“In the service of full disclosure – and of not wanting to be the cause of any ‘surprises’ down the line – I feel obligated to inform you, in all candor – and demonstrating that I clearly have nothing to hide – that, amongst my “Carry-on” items – all of which are of a purely personal nature, except for this one glaring exception – I have a gun. Not a real gun. A replica. Which I’m transporting to a friend in Los Angeles, along with an exquisitely hand-tooled leather holster. I just thought you should know.”

The flight attendant only heard “I have a gun.”

Dennis was immediately arrested. He missed his flight. He missed his meetings. He was held in isolation for hours. He was vigorously interrogated.

If this had happened today, Dennis would most likely be languishing in Guantanamo, undergoing whatever this administration perceives as not being torture. That was his one lucky break. He brought a gun on a plane before a time when you can be criminally charged for bringing on more than three ounces of hand lotion.

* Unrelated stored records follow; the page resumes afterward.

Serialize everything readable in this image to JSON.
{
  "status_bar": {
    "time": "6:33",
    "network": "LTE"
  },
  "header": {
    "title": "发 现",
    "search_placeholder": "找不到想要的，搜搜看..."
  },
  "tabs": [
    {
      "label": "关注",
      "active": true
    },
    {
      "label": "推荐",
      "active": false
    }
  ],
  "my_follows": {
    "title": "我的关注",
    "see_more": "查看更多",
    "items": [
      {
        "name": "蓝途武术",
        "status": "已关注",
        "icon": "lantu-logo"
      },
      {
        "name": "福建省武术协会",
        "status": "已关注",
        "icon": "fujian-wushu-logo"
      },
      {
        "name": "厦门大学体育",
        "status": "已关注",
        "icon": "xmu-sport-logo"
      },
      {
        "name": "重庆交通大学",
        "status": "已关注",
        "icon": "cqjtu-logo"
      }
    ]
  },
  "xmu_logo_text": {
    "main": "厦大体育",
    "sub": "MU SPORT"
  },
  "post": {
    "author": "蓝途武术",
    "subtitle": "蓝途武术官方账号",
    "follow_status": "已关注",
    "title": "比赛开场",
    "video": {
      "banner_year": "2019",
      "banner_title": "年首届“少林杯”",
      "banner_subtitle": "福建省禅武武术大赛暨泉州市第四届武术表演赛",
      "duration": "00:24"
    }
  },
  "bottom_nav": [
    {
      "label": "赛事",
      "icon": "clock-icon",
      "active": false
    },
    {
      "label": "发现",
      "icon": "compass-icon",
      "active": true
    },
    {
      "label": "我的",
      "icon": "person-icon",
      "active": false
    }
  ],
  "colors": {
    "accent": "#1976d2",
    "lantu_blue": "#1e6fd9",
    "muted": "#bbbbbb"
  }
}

Sometimes, I feel terrible for the trouble I got Dennis into. But more often, when the mood hits me, I strap on my exquisitely hand-tooled leather holster, and practice my fast draw.


Anonymous said...

More Stallion info here:


JED said...

Are you practicing your fast draw with the gun (a replica) that Dennis was bringing you (and somehow got to you after his "incident") or was that gun (it's definitely a replica) confiscated?

Anonymous said...

This reminds me of the time we were returning to Canada from Disneyworld. Jonathan, being four years old and thrilled by "The Pirates of the Caribbean" had accumulated various pirate gear, including a hat emblazoned with a skull and crossbones, an arrrrgh-hook and a small musket, fashioned out of wood. Nothing 'replica-ish' about it...it looked just like a hunk of wood with a metal trigger glued on the base.
It drew immediate notice in the carry-on (which was hand-searched in those days) and was consigned to the baggage compartment in a special box. We were told we'd have to call for it at the airport in Toronto a few days after we landed.
You do not want to know what kind of fuss can be generated by a four year old pirate when separated from his trusty weapon. And how long that fuss can be sustained: over an entire continent and for several days thereafter, until a pirate's father has time to drive all the way back to the airport to claim it. This was the original 'Booty-call'!!!!